Looking to create a boilermaker with a macro lager? Neff likes Jack Daniel’s with a Miller High Life or Widow Jane 10 with Miller Lite, while Everding prefers Wild Turkey 101 with Miller High Life.
If you ask for a bartender’s favorite boilermaker combination, you may get to learn about great local breweries or spirits you’ve never heard of before.
“Be experimental, play with things,” says Everding. Some of her favorite beer-and-whiskey boilermakers are Glenmorangie Nectar d’Or with Exile Brewing Company’s Ruthie Lager, Cedar Ridge Iowa Bourbon with Peace Tree Blonde Fatale and Basil Hayden Dark Rye with Samuel Smith Organic Chocolate Stout.
Boilermakers Without Whiskey
Don’t feel limited to whiskey and beer, either. Everding especially enjoys pairing cinnamon whiskey with hard ciders.

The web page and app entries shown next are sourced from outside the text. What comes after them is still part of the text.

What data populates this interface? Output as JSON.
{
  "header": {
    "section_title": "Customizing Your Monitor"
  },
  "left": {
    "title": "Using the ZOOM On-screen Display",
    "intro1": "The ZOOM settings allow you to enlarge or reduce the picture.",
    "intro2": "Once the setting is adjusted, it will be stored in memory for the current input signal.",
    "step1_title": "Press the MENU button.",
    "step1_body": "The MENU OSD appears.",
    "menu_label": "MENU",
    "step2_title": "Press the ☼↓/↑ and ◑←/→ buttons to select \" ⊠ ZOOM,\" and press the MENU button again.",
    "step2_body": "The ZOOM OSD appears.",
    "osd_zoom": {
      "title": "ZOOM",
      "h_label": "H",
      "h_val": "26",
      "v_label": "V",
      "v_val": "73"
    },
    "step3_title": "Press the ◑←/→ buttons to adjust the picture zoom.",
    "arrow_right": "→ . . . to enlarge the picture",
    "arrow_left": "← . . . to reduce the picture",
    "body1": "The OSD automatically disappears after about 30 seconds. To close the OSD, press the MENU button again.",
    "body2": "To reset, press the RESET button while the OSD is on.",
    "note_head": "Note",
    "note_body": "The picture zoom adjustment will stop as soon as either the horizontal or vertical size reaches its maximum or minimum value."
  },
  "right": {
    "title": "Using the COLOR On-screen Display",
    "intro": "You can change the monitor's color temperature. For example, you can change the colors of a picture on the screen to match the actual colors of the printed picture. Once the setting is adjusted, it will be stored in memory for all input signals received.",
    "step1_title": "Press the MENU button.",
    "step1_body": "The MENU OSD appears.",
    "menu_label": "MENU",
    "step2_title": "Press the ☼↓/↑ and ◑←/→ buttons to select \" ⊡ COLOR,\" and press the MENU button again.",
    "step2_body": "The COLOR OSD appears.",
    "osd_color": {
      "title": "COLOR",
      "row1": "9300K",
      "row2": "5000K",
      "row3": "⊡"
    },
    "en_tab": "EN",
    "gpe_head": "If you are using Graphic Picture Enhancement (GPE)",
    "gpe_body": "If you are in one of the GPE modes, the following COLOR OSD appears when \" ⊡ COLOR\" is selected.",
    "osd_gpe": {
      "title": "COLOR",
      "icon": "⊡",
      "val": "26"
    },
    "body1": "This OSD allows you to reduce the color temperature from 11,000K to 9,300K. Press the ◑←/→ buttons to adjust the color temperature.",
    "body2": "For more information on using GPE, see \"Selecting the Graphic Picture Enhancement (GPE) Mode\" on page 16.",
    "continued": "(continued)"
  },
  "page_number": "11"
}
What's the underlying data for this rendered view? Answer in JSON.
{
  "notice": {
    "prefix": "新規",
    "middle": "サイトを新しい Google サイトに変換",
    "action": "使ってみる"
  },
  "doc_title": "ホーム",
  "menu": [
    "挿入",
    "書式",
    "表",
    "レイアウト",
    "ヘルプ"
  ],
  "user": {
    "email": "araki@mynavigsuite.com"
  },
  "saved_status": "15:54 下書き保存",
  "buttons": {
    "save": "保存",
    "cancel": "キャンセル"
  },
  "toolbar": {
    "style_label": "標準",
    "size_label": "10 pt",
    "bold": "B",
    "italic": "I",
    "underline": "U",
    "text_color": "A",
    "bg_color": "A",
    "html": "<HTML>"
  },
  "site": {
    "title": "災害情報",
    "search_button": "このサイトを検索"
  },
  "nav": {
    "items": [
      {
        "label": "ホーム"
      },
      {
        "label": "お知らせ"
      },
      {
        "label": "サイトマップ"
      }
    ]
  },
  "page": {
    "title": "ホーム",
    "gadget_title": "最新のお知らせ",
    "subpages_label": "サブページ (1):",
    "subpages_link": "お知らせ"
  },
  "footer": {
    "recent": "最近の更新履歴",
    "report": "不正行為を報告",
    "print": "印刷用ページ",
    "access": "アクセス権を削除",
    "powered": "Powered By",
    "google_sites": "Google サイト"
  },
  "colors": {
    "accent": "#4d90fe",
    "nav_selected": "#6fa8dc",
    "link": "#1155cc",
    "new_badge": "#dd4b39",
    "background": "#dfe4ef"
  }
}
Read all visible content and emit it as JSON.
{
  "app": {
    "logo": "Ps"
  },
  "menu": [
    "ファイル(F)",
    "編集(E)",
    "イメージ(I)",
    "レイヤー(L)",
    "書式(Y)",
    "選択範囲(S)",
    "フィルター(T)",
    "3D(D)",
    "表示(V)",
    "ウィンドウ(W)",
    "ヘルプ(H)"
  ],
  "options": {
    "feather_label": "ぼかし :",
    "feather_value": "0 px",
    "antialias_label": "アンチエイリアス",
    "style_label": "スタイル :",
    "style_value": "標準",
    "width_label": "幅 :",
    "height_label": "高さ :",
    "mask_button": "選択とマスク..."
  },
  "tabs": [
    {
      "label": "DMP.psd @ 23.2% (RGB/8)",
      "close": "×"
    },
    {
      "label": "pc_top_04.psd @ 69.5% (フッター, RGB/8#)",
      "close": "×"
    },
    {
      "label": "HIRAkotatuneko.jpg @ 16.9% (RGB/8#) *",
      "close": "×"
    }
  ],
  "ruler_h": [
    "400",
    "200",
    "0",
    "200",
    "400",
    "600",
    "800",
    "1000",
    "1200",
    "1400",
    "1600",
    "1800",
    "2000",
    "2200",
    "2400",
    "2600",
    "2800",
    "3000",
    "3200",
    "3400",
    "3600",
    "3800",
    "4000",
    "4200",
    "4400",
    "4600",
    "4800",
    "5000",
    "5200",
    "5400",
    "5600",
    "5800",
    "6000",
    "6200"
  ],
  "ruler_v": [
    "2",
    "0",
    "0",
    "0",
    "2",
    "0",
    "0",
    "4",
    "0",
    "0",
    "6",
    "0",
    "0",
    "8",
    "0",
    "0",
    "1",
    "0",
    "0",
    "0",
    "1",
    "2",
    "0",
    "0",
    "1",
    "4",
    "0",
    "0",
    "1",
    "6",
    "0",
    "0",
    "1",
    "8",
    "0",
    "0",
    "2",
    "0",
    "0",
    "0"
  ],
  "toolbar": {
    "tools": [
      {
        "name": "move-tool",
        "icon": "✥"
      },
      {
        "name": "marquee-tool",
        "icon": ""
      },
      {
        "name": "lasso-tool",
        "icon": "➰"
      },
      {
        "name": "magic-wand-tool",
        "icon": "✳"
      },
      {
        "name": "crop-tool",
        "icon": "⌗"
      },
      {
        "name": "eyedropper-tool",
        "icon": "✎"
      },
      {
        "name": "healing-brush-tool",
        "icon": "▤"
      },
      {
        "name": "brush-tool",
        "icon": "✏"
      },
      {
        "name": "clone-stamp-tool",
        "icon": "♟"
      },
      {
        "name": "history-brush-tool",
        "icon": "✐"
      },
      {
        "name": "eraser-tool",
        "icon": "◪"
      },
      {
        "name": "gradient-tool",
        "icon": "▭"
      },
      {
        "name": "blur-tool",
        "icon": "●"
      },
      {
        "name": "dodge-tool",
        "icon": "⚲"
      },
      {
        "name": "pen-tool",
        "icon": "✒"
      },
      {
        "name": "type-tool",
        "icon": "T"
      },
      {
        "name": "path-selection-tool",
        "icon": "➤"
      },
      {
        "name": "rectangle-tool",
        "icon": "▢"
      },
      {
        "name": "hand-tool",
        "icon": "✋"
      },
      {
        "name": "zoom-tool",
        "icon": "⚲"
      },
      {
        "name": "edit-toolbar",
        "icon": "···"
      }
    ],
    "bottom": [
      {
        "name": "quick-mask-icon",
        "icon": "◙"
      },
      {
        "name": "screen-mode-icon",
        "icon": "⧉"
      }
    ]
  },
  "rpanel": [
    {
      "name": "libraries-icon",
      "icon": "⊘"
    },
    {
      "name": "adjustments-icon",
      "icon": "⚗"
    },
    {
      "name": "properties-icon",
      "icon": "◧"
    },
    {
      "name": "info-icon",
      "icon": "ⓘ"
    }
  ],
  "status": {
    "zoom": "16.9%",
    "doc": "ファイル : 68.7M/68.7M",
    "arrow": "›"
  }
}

“Cognac is my favorite spirit, and I’m always trying to find ways to pair it with things,” says Jesse Cyr, beverage director at the Fairmont Olympic Hotel in Seattle and its speakeasy, Founders Club. “Most Cognacs have some level of complex fruit aromas to them, which works well with the rich and creamy flavors of a lot of porters. What’s not to love about pairing fruit with chocolate? It’s a great combination.”
Cyr also sometimes likes to sip a shot of mezcal alongside a gose or sour beer.
“This style of beer lends itself well to mezcal,” he says. “The smoke and minerality really gets emphasized by the acid, and there’s usually a bit of a saline element in the beer which really makes all the tasty mezcal flavors pop. This dream combo is reminiscent of a mezcal margarita.”